We also highlighted the three remaining obstacles for the establishment of diplomatic relations -- namely the restrictions on U.S. diplomat's movement; the inspection of diplomatic pouches for the mission; and the Castro regime's police cordon to intimidate Cubans.
Thus, the question remained whether the Obama Administration would also cave to those demands from the Castro regime.
The answer came before the negotiations even started.
According to Article 26 of the Vienna Convention on Diplomatic Relations, "the receiving State shall ensure to all members of the mission freedom of movement and travel in its territory."
Yet, even before the fourth round of negotiations began yesterday, the lead Obama Administration negotiator, U.S. Assistant Secretary of State Roberta Jacobson, publicly agreed to accept restrictions on U.S. diplomats, similar to those in China and Vietnam.
Instead, she stated the U.S. only seeks to "minimize" them.
(On a side note: Why do U.S. diplomats still have restrictions in China and Vietnam despite decades of normalized relations, trade and investment? Clearly, a failure of our engagement policy.)
The Castro regime is surely delighted to know this beforehand.
Of course, it is absurd for the U.S. to accept such restrictions on our diplomats anywhere in the world, specially in the Western Hemisphere, where it is unprecedented.
The Obama Administration is opening a Pandora's Box, which will result in a great disservice to U.S. regional interests.
How long do you think it will be before Venezuela, Ecuador, Bolivia, Nicaragua and other Castro allies begin requiring similar restrictions on U.S. diplomats in those countries?
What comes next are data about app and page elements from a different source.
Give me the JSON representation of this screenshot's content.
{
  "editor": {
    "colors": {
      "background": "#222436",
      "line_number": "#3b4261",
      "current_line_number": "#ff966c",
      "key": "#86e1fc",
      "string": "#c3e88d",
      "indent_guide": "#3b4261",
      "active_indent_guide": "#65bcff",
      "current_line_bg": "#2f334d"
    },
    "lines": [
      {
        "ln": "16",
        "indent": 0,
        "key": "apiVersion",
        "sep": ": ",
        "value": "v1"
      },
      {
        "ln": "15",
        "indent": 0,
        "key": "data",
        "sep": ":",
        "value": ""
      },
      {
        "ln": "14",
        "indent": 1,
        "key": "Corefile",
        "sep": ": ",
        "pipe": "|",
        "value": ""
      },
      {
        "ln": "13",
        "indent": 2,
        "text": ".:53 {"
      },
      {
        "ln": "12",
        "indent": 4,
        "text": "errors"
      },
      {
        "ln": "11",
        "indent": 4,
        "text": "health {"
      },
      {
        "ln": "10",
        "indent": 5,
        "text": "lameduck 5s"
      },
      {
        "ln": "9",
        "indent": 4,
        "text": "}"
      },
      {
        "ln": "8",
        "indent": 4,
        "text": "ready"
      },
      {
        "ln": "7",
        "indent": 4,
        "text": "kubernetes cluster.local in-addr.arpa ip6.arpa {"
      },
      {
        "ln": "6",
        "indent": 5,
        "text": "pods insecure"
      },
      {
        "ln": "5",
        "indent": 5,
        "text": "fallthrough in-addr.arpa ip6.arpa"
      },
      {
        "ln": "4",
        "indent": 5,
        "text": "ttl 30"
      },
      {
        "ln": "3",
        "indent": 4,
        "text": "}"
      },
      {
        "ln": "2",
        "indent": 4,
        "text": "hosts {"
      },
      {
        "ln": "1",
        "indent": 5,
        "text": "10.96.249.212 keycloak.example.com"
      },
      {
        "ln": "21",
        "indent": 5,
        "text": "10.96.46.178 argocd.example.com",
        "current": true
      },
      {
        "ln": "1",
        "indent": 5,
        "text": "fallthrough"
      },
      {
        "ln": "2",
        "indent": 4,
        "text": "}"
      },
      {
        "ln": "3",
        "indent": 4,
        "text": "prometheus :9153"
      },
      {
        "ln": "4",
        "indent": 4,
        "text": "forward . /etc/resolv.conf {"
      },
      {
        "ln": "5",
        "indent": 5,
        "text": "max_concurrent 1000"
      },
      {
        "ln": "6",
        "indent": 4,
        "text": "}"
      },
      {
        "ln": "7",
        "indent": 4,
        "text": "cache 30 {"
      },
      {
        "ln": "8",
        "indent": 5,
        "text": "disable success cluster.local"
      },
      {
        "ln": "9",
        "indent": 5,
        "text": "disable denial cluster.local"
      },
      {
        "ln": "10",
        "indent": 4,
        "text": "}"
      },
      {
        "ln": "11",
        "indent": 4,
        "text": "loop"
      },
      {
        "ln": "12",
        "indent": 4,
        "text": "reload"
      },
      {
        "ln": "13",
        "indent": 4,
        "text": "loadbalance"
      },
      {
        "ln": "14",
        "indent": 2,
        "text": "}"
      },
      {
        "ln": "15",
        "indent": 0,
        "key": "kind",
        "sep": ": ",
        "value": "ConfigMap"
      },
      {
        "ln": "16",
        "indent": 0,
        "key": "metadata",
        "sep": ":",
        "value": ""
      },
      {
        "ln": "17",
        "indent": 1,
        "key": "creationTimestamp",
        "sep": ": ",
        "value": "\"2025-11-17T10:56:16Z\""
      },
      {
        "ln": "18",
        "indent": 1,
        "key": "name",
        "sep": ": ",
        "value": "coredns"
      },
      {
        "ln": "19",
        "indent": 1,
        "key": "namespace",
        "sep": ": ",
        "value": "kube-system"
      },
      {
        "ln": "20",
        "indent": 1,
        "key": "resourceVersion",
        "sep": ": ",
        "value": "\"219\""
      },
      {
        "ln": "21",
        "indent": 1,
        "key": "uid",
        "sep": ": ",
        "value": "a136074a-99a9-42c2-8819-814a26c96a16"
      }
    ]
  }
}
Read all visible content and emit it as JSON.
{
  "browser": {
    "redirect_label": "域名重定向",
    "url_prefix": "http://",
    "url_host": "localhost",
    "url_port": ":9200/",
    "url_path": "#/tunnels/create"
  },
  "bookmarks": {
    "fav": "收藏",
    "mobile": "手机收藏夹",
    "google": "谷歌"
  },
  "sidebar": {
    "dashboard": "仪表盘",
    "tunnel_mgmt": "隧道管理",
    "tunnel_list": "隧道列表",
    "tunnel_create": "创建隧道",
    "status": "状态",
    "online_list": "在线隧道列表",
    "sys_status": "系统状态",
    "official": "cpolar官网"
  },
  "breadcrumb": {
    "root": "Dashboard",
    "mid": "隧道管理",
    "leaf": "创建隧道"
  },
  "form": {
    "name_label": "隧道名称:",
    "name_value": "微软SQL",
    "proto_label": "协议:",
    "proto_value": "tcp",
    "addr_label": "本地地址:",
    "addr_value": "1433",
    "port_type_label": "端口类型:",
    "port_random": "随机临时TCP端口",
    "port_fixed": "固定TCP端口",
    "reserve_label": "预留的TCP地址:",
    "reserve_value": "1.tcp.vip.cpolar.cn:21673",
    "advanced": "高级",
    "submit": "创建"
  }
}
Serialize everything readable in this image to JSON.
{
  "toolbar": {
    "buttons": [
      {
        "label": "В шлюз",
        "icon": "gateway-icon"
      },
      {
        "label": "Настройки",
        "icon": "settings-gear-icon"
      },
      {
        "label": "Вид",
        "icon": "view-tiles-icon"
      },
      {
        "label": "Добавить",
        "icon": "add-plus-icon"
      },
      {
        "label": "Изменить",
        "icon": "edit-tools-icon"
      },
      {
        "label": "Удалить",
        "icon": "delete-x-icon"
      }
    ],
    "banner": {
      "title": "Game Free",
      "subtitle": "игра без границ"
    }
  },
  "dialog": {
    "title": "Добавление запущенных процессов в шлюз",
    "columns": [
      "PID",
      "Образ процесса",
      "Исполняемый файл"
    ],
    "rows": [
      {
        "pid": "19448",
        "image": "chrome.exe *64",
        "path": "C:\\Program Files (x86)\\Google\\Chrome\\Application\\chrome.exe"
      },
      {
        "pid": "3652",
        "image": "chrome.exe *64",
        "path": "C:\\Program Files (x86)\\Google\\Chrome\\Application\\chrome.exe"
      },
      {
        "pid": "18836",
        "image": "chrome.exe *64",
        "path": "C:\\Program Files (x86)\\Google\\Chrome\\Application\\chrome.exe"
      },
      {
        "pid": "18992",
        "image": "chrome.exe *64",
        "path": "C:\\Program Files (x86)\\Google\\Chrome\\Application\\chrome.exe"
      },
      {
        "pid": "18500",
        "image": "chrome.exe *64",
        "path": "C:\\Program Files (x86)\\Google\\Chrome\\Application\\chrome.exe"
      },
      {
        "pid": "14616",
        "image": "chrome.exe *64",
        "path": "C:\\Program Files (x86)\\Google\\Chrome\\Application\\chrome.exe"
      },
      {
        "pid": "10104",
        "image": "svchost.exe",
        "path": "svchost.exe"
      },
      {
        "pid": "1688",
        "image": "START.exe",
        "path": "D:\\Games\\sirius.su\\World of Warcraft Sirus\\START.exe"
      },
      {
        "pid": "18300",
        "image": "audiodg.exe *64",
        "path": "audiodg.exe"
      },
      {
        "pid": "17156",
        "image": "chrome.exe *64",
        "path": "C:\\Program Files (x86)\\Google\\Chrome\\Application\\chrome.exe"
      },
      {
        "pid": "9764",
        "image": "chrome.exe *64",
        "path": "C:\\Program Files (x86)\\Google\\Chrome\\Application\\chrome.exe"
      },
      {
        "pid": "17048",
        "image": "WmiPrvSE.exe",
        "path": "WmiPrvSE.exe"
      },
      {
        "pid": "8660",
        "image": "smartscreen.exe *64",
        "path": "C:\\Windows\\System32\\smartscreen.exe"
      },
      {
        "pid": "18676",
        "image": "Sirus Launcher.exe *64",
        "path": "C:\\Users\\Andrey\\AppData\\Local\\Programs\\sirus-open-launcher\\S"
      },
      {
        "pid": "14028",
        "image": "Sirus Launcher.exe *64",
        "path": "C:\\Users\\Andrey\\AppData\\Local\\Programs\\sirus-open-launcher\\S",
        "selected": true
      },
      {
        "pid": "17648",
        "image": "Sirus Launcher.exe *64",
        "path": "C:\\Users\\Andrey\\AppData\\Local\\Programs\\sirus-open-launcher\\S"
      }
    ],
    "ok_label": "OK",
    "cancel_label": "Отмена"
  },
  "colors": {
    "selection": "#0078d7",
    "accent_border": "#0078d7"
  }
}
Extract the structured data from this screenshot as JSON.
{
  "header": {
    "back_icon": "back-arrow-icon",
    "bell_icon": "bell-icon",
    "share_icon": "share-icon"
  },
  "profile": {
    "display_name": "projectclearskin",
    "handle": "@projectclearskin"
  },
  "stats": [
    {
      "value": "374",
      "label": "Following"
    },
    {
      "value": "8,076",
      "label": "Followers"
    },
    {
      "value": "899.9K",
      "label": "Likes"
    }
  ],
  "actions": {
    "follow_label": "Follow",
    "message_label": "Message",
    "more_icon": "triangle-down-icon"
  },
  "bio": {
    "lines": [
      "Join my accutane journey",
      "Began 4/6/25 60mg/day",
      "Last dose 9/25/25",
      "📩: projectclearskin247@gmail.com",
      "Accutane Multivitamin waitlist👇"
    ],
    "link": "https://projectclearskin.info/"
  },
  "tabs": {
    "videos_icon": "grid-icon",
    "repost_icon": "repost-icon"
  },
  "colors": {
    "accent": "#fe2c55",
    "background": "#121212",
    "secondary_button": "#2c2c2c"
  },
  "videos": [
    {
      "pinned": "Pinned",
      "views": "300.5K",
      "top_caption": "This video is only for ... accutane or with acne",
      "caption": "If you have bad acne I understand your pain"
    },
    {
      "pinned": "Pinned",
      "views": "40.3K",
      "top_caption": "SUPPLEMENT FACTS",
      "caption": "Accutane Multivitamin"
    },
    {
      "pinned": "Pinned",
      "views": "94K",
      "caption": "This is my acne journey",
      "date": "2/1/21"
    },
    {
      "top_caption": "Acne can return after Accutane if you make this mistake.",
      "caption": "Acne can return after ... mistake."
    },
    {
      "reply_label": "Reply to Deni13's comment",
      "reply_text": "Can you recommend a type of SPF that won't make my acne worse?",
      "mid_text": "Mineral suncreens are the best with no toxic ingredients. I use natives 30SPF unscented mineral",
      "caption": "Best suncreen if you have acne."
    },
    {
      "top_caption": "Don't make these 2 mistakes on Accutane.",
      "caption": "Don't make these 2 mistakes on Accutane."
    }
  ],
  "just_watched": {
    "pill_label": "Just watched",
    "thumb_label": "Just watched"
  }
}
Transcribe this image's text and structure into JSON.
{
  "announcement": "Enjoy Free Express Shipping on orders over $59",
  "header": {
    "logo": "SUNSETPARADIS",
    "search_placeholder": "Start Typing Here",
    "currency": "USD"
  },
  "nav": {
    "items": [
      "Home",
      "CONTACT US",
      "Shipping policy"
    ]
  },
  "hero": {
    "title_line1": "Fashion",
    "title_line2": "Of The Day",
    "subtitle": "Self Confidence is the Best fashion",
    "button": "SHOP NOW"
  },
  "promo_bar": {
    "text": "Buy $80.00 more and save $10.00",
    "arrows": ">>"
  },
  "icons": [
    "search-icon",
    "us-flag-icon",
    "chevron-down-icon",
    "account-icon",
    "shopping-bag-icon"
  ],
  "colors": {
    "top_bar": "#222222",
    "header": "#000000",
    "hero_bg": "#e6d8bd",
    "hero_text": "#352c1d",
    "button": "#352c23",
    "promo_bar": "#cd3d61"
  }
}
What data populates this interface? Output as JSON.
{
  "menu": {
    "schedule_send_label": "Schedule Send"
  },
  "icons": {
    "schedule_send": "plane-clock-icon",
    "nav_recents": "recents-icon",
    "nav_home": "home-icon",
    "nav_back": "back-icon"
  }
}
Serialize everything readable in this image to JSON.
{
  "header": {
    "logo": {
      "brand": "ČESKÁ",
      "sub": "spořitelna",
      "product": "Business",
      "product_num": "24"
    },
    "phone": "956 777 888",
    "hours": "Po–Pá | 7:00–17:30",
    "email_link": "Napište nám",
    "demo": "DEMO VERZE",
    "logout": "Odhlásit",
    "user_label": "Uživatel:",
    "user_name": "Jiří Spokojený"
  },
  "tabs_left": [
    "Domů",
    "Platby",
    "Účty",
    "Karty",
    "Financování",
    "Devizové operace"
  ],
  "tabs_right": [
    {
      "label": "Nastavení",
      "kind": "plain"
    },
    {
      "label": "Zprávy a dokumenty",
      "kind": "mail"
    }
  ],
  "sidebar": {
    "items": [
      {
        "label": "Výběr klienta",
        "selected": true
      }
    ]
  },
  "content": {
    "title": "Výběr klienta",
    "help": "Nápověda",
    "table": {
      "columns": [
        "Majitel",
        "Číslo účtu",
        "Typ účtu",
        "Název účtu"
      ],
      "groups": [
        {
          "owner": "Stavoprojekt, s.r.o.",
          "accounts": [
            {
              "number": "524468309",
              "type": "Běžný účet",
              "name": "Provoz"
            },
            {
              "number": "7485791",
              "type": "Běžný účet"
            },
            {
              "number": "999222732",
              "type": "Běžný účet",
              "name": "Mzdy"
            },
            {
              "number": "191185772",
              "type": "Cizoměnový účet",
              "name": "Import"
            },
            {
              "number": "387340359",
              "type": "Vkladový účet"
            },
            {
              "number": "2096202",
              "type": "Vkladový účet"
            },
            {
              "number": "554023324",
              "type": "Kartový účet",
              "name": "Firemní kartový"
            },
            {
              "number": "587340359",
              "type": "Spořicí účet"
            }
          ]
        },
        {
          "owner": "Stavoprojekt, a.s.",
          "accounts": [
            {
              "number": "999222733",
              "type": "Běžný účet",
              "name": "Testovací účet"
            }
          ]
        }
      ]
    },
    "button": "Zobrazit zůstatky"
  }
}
The U.S. should have made it absolutely clear that any such restrictions were unacceptable.
But clearly the U.S. team is at a negotiating disadvantage.